The NZBC's premier 60s music show was the ultimate pop confection, complete with hip presenter Peter Sinclair, hyperactive go-go dancers, pop art set and breathless pace. In one of two surviving episodes, regulars Mr Lee Grant, Herma Keil and Billy Karaitiana cover the hits of the day, with help from guests The Gremlins (previewing the psychedelic pop of their song 'Blast Off 1970'), 50s rock'n'roll pioneer Bob Paris, and "southern songbird" Bronwyn Neil. The show is rounded out with a medley of nostalgia favourites — including a cameo from Sinclair.
This 1968 segment from an early Sunday night magazine show provides light-hearted visuals for a classic Kiwi song. Though written by Rod Derrett as a parody, 'Rugby, Racing and Beer' became an unofficial national anthem of the 60s, where it was an icon of the Kiwi male's recreational trio of choice. The clip takes the perspective of a "little shaver" being educated in his national heritage by various footy-playing, boozing'n'betting paternal role models (aka blokes afflicted with 'Kiwiitis'). The early New Zealand music video finishes with scenes of packed terraces at Athletic Park.
Looking at New Zealand was an early NZBC “pictorial magazine” show which explored “New Zealand’s backyard”. Produced by Conon Fraser, it was a staple of Sunday night 60s TV. In this edition the narrator introduces NZ’s unheralded scenic wonder: “its girls”, as he meets some of Miss New Zealand’s 1969 contestants. The women talk about their interests (“I adore frilly nighties”) and occupations (typist) in a style that is more Stepford Wives than Kate Sheppard. Miss Auckland Carole Robinson (not seen here), would go on to win Miss Photogenic at that year’s Miss Universe pageant.

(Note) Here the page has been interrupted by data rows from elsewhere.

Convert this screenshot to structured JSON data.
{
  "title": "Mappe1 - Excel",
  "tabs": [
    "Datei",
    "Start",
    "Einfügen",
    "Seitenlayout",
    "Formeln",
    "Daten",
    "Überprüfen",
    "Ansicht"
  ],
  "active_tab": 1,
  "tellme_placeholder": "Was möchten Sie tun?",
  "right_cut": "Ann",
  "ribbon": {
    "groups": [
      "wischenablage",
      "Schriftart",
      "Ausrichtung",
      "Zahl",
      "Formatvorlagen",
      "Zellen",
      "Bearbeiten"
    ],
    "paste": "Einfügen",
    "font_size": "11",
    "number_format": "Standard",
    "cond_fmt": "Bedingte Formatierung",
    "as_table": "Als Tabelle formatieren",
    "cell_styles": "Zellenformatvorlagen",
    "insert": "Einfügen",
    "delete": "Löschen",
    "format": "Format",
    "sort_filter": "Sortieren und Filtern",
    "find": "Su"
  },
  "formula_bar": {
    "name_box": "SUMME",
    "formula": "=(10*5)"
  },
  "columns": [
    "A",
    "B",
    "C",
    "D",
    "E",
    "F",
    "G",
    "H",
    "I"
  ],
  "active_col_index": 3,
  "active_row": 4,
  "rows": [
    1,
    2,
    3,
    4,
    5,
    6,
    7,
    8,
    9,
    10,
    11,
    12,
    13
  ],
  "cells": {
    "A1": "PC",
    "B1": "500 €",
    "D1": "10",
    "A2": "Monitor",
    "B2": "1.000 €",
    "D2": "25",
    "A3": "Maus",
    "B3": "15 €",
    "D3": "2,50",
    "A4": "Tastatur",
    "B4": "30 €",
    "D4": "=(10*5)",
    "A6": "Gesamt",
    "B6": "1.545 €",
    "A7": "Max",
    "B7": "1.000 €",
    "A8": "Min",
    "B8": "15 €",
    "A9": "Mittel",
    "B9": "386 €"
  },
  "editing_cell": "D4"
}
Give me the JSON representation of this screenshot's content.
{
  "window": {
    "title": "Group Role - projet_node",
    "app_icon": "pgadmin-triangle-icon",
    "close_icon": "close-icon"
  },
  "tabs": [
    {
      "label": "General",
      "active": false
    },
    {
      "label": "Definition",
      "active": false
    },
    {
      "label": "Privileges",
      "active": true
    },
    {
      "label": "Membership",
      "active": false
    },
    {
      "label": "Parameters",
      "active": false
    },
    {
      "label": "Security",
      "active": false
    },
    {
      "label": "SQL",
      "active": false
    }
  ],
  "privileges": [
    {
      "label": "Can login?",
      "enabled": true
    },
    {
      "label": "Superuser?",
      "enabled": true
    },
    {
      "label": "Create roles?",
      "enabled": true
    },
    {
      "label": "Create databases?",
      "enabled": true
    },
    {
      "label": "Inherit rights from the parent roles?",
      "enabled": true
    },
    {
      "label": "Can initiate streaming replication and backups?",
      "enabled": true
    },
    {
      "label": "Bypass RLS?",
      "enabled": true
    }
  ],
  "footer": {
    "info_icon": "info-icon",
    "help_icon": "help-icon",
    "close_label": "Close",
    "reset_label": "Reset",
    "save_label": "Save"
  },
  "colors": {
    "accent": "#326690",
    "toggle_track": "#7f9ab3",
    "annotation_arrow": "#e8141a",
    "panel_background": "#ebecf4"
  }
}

A stylish title sequence sets the tone for this NFU short on motor racing in the early 60s. Shot during the golden age of the sport, it begins with amateurs competing in Dunedin's 'round the town' race (won by future Formula One champ Denis Hulme), then shifts north to Auckland for the New Zealand International Grand Prix. 60,000 spectators watch world champ Jack Brabham and local hero Bruce McLaren battle for the title. Also included are classic summer shots of the world's top drivers relaxing on the beach, and Australian racer Arnold Glass teaching McLaren to waterski.